■ Description of the task
Copy out every line of the data that has the word "true" somewhere in it.

#### Records ####

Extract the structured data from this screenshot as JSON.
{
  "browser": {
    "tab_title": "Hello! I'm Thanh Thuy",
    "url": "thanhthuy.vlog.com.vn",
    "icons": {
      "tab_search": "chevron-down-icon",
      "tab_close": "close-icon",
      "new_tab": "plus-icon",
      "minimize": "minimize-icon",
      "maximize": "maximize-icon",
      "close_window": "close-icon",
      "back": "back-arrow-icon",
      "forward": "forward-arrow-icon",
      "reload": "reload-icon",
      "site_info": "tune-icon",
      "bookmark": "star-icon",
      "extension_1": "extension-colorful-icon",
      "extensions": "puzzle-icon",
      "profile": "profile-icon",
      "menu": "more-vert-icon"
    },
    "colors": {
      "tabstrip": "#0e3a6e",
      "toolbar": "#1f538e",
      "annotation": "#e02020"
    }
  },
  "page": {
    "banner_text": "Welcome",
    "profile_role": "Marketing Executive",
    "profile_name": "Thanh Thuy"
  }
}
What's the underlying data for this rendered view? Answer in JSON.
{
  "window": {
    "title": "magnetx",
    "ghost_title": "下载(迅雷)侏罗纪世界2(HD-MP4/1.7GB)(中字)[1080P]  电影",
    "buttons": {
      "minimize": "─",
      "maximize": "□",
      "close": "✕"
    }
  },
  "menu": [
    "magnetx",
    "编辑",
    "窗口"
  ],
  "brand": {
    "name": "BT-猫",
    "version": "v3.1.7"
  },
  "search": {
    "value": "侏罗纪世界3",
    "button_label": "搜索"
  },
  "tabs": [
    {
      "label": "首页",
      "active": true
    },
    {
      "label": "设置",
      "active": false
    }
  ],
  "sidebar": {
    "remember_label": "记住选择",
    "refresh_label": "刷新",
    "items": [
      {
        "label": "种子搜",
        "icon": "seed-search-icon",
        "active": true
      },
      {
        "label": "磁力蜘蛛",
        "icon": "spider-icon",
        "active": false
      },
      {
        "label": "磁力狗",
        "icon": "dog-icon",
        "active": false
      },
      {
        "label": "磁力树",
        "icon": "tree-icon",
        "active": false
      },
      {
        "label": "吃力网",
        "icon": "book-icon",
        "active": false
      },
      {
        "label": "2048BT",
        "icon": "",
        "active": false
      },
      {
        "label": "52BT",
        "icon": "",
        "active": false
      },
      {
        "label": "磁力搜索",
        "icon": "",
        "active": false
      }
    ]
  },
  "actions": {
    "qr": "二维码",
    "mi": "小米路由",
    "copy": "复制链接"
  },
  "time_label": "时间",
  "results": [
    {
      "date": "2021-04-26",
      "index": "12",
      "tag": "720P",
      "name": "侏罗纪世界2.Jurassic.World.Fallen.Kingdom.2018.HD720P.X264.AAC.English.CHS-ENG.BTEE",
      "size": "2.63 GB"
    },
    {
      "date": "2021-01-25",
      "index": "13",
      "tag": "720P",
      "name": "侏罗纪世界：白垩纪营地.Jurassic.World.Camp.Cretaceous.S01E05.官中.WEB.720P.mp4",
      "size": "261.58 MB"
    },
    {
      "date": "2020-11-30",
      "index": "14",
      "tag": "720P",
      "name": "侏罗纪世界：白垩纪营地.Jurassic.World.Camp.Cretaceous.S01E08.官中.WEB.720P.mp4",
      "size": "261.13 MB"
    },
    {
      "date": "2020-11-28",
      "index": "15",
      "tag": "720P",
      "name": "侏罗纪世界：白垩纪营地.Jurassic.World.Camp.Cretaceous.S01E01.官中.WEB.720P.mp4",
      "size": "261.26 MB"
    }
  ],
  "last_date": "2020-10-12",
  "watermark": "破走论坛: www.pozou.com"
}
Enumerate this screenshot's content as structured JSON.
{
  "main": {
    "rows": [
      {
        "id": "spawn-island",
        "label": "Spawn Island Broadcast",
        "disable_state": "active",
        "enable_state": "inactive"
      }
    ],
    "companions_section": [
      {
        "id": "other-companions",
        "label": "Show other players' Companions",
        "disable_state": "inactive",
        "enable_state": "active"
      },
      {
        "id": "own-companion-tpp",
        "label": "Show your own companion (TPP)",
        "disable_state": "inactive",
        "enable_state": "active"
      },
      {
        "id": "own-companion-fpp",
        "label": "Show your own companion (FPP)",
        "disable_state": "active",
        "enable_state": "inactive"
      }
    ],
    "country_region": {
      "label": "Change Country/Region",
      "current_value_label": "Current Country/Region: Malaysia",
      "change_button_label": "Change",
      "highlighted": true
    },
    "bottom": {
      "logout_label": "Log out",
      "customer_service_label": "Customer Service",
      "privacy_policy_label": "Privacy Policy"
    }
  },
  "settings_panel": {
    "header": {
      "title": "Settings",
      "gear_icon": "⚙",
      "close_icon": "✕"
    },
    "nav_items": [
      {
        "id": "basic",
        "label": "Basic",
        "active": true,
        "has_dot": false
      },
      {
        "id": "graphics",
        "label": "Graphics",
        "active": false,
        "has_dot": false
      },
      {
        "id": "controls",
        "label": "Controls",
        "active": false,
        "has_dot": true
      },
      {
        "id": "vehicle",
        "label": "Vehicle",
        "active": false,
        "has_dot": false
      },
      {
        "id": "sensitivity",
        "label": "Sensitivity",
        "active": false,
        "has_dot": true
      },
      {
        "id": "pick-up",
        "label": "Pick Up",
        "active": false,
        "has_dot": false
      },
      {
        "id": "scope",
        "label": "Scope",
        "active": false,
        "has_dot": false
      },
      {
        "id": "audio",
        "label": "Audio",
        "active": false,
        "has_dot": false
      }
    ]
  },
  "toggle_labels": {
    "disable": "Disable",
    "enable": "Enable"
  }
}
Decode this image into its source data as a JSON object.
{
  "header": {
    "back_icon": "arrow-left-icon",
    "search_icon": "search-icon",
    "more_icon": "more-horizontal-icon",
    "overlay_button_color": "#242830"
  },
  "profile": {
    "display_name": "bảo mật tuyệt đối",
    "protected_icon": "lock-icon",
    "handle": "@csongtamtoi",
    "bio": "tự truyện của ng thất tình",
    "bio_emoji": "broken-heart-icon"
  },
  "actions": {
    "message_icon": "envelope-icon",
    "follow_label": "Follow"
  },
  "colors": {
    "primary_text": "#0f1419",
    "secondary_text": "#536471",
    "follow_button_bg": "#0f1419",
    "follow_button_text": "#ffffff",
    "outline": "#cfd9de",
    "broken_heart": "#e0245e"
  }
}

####

■ Written answer
      "active": true
        "active": true
      "highlighted": true
        "active": true,
        "has_dot": true
        "has_dot": true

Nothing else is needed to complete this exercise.